DUTCH NATIONAL BALLET
Back to bach
in frames of the XIV international ballet festival DANCE OPEN
April 21, 2015. Alexanrinsky theatre, 19:00
Dutch National shows that Bach and ballet go together perfectly
Bachtrack classic guide
Bach swings, in the opinion of many choreographers
It's not by chance that the Dutch National Ballet comes near the top of most lists of the world's great ballet companies. This the St. Petersburg audience were able to confirm with their own eyes during last year's DANCE OPEN at an evening of miniatures by Hans van Manen. Critics noted the "sharply honed plotting of lines, as if penetrating the very essence of the music", the "blue ice of inconceivable beauty", "the word "eternity" spelled out with dancers".
And now Dutch National Ballet is coming to Russia again, this time to open the DANCEOPEN festival programme. The choreographic collage Back to Bach is an exclusive touring version of a recent premiere from the company, specially redeveloped for this visit to St. Petersburg. While the original version consists of four compositions, offering different variations on themes from Bach's music, this new version on the stage of the Alexandrinsky Theatre will comprise five miniatures that "flow" from Bach associatively and in their own way conceptualize his musical philosophy.
Five sketches, created by very different contemporary choreographers to music by very different composers - it's a meditation on the theme of returning to the source, of the way in which, in difficult situations, high art helps us to find a common denominator of humanity and goodness. Here it seems is the essence of the inexplicable magic of this astonishing Dutch company - by presenting differences and contradictions, they can paradoxically inspire harmony in the soul of the audience.
Choreography: Hans van Manen Music: Johann Sebastian Bach
Not a premiere, but a reconstruction of a masterpiece, it has luckily added to the volume of Hans van Manen pieces in the repertoire of Dutch National. It is typical for the choreographer: optimal expressiveness coupled with structural precision, simplicity and purity. Van Manen is used to work with Bach’s music: as one of the dancers noted, “Hans doesn’t use Bach, he feels Bach.
Choreography: Christopher Wheeldon Music: Maurice Ravel
A wistful Piano Concerto in G major by Ravel in the interpretation of one of the most acclaimed choreographers today.
Choreography: Ted Brandsen Music: Philip Glass
“I want to emphasize the mystery in the music. I like the ‘searching quality’ in it, and the feeling of an imminent parting and of trying again and again, after which the end follows anyway.I want to leave room for personal interpretation” Ted Brandsen.
Choreography: Juanjo Arques Music: Ryuichi Sakamoto & Alva Noto
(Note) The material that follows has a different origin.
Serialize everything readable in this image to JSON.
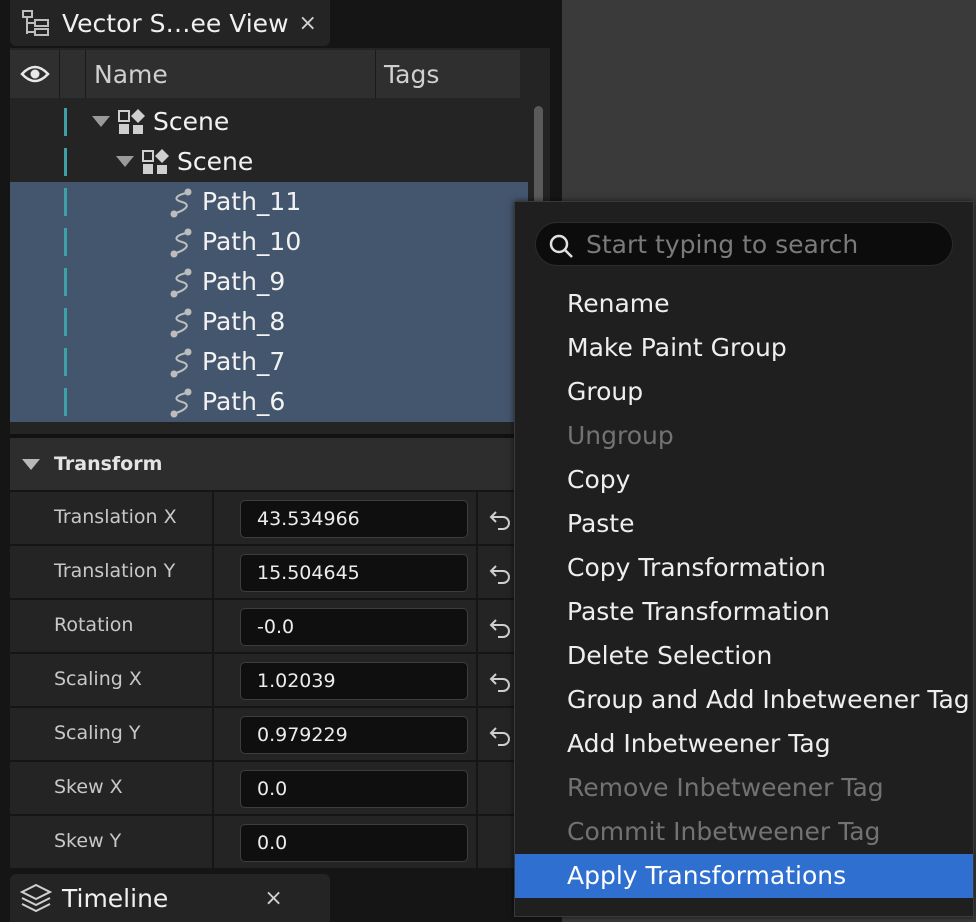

The initial inspiration for the work developed through the geometric patterns of labyrinths, which further led to a study of the ancient Greek myth of the Minotaur. These references enabled the discovery of a movement language based around a hybrid of classical ballet form. The development of the language became set by the rules within the piece itself.
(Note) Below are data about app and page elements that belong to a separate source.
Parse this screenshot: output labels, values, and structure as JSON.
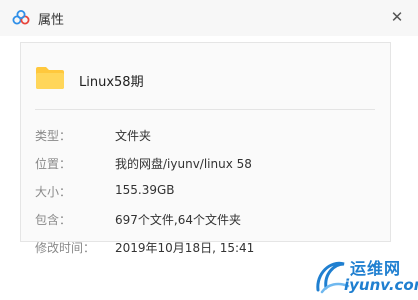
{
  "window": {
    "title": "属性",
    "close_symbol": "✕"
  },
  "item": {
    "icon": "folder-icon",
    "name": "Linux58期"
  },
  "properties": [
    {
      "label": "类型：",
      "value": "文件夹"
    },
    {
      "label": "位置：",
      "value": "我的网盘/iyunv/linux 58"
    },
    {
      "label": "大小：",
      "value": "155.39GB"
    },
    {
      "label": "包含：",
      "value": "697个文件,64个文件夹"
    },
    {
      "label": "修改时间：",
      "value": "2019年10月18日, 15:41"
    }
  ],
  "watermark": {
    "brand": "运维网",
    "domain": "iyunv.com"
  },
  "colors": {
    "folder": "#ffc83d",
    "brand_blue": "#1f7fd0"
  }
}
Choreography: Marco Goecke Music: Johnny Cash
Three songs of Johnny Cash inspired Marco Goecke to create the powerful and moving solo Äffi for Principal Dancer Marijn Rademakeron occasion of a benefit gala. Äffi made its way into the repertoire of the Stuttgart Ballet and also the Scapino Ballet Rotterdamand has since then been shown numerous times at national and international festivals.
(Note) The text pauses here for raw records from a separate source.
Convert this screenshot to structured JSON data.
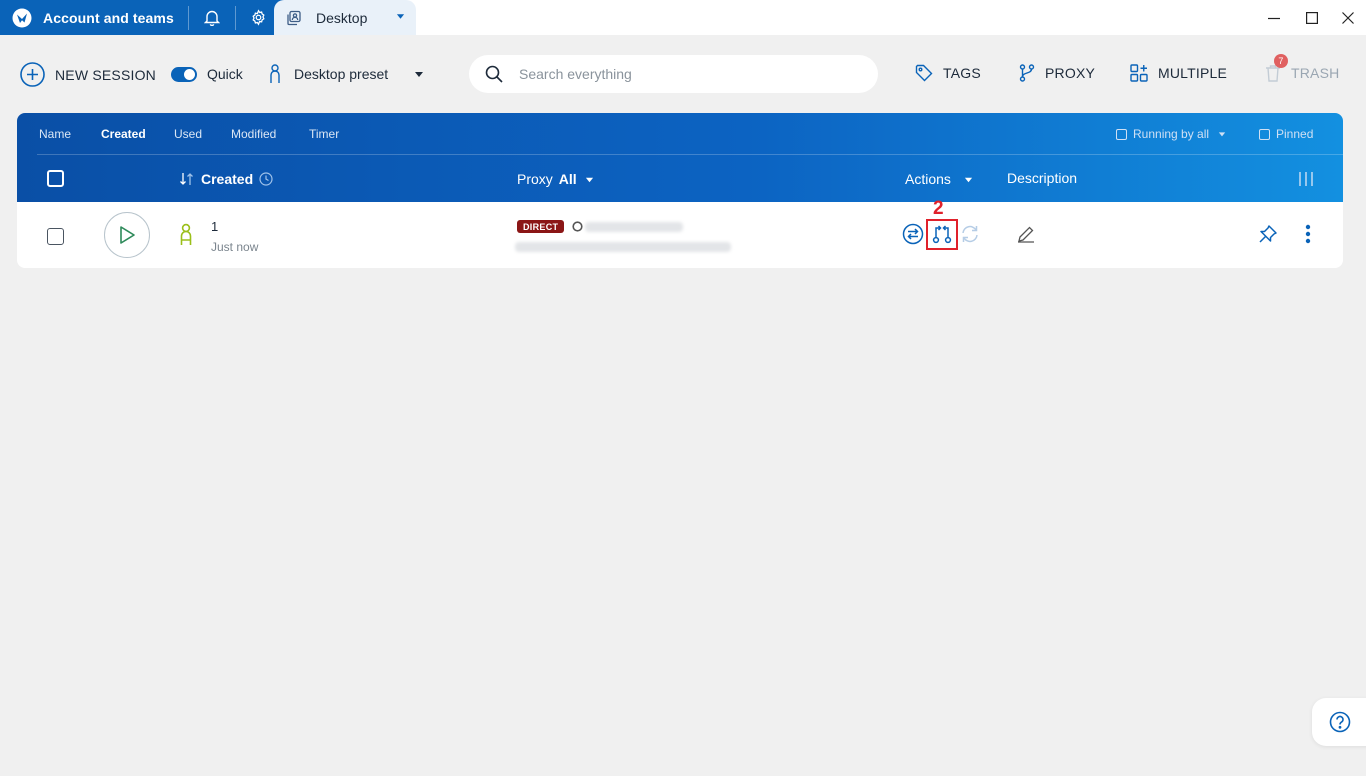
{
  "titlebar": {
    "account_label": "Account and teams",
    "tab_label": "Desktop"
  },
  "toolbar": {
    "new_session_label": "NEW SESSION",
    "quick_label": "Quick",
    "quick_enabled": true,
    "preset_label": "Desktop preset",
    "search_placeholder": "Search everything",
    "tags_label": "TAGS",
    "proxy_label": "PROXY",
    "multiple_label": "MULTIPLE",
    "trash_label": "TRASH",
    "trash_count": "7"
  },
  "table": {
    "sort_tabs": [
      "Name",
      "Created",
      "Used",
      "Modified",
      "Timer"
    ],
    "active_sort": "Created",
    "filters": {
      "running": "Running by all",
      "pinned": "Pinned"
    },
    "columns": {
      "created": "Created",
      "proxy": "Proxy",
      "proxy_filter": "All",
      "actions": "Actions",
      "description": "Description"
    },
    "rows": [
      {
        "name": "1",
        "created": "Just now",
        "proxy_type": "DIRECT"
      }
    ]
  },
  "annotation": {
    "step_number": "2"
  },
  "colors": {
    "brand_blue": "#0a63b8",
    "direct_badge": "#8b1616",
    "highlight_red": "#e0212b",
    "session_icon_green": "#9bbf1a"
  }
}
IN LIGHT AND SHADOW
Choreography: Krzysztof Pastor Music: Johann Sebastian Bach
Inspired by a range of Baroque dances and painters including Vermeer, Rembrandt and La Tour, the half-an-hour long ballet focuses, as the title suggests, at contrasts.Not only on the interplay of light and shadow, but the über-contemporary lines are also juxtaposed with the rich and celebratory music of Bach. Beginning with a breathtakingly fragile duet to the aria from Bach’s Goldberg Variations, the ballet opens out into a rich tapestry of explosive solos, duets and ensemble work to Bach’s Third Orchestral Suite, described by Pastor himself as a suite of dances as detailed as Michelangelo’s Sistine Chapel Fresco where ornate features contrast with light and shadow.